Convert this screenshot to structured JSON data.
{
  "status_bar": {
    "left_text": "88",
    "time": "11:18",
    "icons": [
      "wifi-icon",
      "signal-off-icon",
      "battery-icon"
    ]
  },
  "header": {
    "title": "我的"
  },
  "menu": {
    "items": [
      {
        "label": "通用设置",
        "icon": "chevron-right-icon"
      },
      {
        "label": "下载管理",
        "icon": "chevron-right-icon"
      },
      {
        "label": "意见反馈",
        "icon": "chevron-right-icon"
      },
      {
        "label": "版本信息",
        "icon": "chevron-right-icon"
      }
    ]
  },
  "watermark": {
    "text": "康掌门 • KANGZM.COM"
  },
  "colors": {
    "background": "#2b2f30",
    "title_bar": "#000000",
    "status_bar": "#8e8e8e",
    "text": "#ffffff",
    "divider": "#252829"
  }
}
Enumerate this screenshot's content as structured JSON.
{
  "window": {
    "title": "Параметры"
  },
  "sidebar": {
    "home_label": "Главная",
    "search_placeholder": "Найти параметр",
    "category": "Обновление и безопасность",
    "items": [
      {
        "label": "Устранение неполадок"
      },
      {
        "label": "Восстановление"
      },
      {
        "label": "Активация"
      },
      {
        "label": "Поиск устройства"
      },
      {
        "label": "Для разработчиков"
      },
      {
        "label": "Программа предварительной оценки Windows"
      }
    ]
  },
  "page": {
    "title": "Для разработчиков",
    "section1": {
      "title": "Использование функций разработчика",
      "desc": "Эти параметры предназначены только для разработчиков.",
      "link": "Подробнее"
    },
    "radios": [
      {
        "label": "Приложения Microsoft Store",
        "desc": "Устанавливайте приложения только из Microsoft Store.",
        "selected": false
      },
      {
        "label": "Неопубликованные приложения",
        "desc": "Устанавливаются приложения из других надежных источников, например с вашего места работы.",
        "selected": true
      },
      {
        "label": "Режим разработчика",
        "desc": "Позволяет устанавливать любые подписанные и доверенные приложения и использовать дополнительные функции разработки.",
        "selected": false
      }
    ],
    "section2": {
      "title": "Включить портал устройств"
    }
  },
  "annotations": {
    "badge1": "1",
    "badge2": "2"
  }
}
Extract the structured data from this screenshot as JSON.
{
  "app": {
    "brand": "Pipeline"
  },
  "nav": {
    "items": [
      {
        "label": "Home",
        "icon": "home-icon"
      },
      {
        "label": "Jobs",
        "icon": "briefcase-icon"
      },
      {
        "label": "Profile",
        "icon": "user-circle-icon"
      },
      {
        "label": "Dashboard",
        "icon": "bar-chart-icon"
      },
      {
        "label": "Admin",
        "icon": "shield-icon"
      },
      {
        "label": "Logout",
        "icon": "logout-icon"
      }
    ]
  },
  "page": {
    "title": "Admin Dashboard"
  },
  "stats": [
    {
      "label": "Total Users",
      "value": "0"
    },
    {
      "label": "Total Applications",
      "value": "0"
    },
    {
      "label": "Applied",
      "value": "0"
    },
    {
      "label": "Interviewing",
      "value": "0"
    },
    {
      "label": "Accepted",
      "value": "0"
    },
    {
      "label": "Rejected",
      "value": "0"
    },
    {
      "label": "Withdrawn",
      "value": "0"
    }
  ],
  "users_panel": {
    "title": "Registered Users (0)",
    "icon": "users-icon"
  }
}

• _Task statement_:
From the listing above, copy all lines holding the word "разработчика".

• _Task answer_:
      "title": "Использование функций разработчика",
        "label": "Режим разработчика",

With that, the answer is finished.